In Part 1 of the Systems Engineering Process – Requirements Part 1 blog, I discussed how the requirements process fits into the overall project and how the requirements ultimately impact the success or failure of the project. If we look at the standard IEEE definition for Requirement, we can determine the specific meaning of the word in the context of Systems Engineering.
Requirements Definition (IEEE-STD-1220-1998)
Continue reading “Systems Engineering Process – Requirements Part 2” →
In a previous blog on Systems Engineering Principles and Practices, I discussed the need for planning analysis and requirements definition. The requirements are the specific who, what, where and when for the product, service or system. With a clear understanding of the systems engineering requirements process, we can demonstrate how this process fits in with our current projects.

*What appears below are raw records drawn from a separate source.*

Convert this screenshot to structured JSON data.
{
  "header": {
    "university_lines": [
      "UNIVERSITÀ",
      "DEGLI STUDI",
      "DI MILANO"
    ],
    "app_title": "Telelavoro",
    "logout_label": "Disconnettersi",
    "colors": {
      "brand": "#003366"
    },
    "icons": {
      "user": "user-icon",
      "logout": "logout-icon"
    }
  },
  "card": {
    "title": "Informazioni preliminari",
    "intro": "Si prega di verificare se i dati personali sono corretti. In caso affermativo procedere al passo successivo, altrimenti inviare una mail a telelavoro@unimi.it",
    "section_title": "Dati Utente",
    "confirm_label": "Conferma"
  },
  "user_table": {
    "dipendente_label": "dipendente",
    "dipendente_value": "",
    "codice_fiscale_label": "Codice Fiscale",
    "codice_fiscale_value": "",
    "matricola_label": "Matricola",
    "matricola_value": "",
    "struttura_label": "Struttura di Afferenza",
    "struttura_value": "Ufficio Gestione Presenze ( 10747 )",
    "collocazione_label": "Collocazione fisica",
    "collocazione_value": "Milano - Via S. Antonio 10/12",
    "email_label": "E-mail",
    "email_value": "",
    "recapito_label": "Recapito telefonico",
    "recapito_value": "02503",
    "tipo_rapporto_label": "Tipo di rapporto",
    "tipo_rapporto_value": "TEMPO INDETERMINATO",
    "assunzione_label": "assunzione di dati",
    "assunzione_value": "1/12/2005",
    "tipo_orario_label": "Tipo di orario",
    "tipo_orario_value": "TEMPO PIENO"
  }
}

A Guide to the Project Management Body of Knowledge: (Pmbok Guide,4e) contains the standards for Project Management and it states that every project is broken down into the five Project Management Process Groups as seen in Figure 1.
Figure 1. PMBOK Project Management Process Groups
After reviewing how each of these processes fits into the overall project, we can start to understand where the requirements process fits into the project. As we will demonstrate later, the work on the project cannot begin until the requirements have been defined. The Requirements process is included in the planning for the project and are therefore included in the Planning Process Group.
Continue reading “Systems Engineering Process – Requirements Part 1” →